Korokī's status and financial support for his role as King were key elements in the negotiations in the 1930s and 1940s for compensation for the confiscation of Waikato lands in the 1860s. An appeal for statutory recognition of Korokī’s position was made in 1946, but Fraser said that he had no evidence that tribal groups outside Waikato supported such a demand. Following the establishment of the Tainui Māori Trust Board in 1946, grants were made to Korokī to cover the cost of Kīngitanga functions.
In 1948 there was pressure for a referendum on the sale of liquor in the King Country. A verbal promise had been made to Ngāti Maniapoto in 1885 by Premier Robert Stout, whereby liquor was banned from the King Country in return for its being opened to the railway and other developments. Korokī tended to favour the counter-proposal of Pei Te Hurinui that tribal welfare trusts in the King Country should benefit if licences were granted, but agreed to lead a delegation to demand the continuance of the pact. On 30 March 1949 Korokī and 600 supporters presented Fraser with a petition demanding the maintenance of the pact; they were met with courtesy and cups of tea, but by 1954 the King Country was ‘wet'.
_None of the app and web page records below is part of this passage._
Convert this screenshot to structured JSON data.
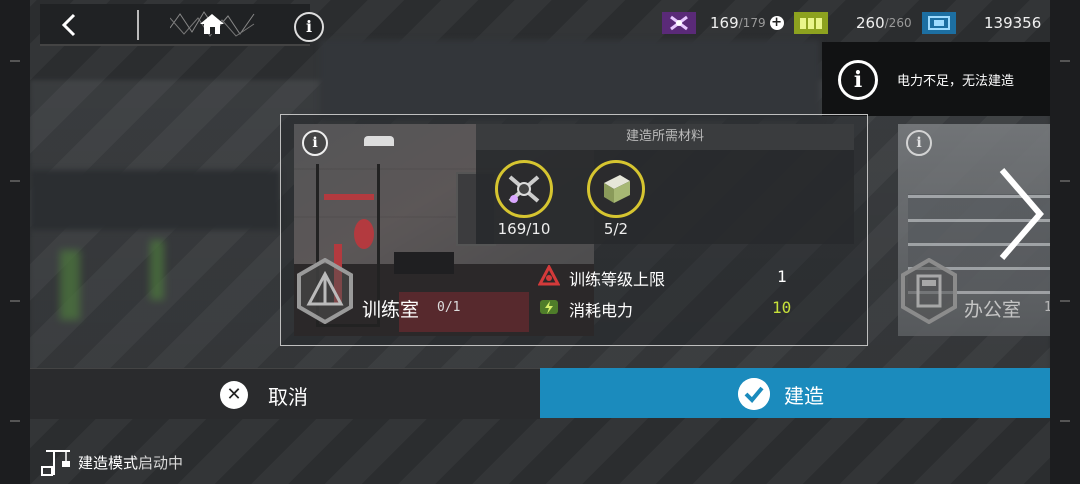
{
  "topbar": {
    "back_icon": "back-arrow-icon",
    "home_icon": "home-icon",
    "info_glyph": "i"
  },
  "resources": [
    {
      "name": "drone-component-icon",
      "value": "169",
      "max": "/179",
      "color": "#a24fd1",
      "has_plus": true
    },
    {
      "name": "battery-icon",
      "value": "260",
      "max": "/260",
      "color": "#b6d13a",
      "has_plus": false
    },
    {
      "name": "data-chip-icon",
      "value": "139356",
      "max": "",
      "color": "#2fa0d8",
      "has_plus": false
    }
  ],
  "warning": {
    "text": "电力不足，无法建造",
    "glyph": "i"
  },
  "room": {
    "name": "训练室",
    "count": "0/1",
    "info_glyph": "i",
    "materials_header": "建造所需材料",
    "materials": [
      {
        "icon": "drone-material-icon",
        "qty": "169/10"
      },
      {
        "icon": "crate-material-icon",
        "qty": "5/2"
      }
    ],
    "stats": [
      {
        "icon": "training-level-icon",
        "label": "训练等级上限",
        "value": "1",
        "color": "#ffffff"
      },
      {
        "icon": "power-consume-icon",
        "label": "消耗电力",
        "value": "10",
        "color": "#c7e13a"
      }
    ]
  },
  "next_room": {
    "name": "办公室",
    "count": "1",
    "info_glyph": "i"
  },
  "buttons": {
    "cancel": "取消",
    "cancel_glyph": "✕",
    "build": "建造"
  },
  "mode": {
    "label_a": "建造模式",
    "label_b": "启动中"
  }
}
On several occasions Korokī and his family refused to take part in receptions for British royalty at Rotorua. Te Puea explained to Eric Ramsden that it was her people's custom to receive important people on their own marae; they did not go to other marae to welcome them. This was the attitude taken in 1953 when an invitation to visit Tūrangawaewae, first extended by Te Puea in 1952, was again tendered to Queen Elizabeth II. After difficult negotiations, some at the last minute, a short visit took place on 30 December 1953. Korokī had wanted to present the Queen with a loyal address prepared by Pei Te Hurinui, but this was not permitted. However, a signed and sealed copy was later forwarded. In this document, for the first time, a Māori King swore allegiance to the British Crown.
After the earlier deaths of his uncles and, in 1952, of Te Puea, Korokī, at the instigation of the elders, commuted from Waahi pā to take up daily residence in Tūrongo House, Ngāruawāhia. From the late 1950s his health began to deteriorate, and although he continued to keep himself informed, and his opinion continued to be sought, he gradually dropped out of public life. He was represented by Pei Te Hurinui, his wife, Te Atairangikaahu, and his secretary, Piri Poutapu, among others, and increasingly in the 1960s his designated heir, Piki, took a prominent role. He died at Ngāruawāhia on 18 May 1966. Piki was crowned as Te Arikinui Te Atairangikaahu a few hours before Korokī’s burial on Taupiri on 23 May 1966.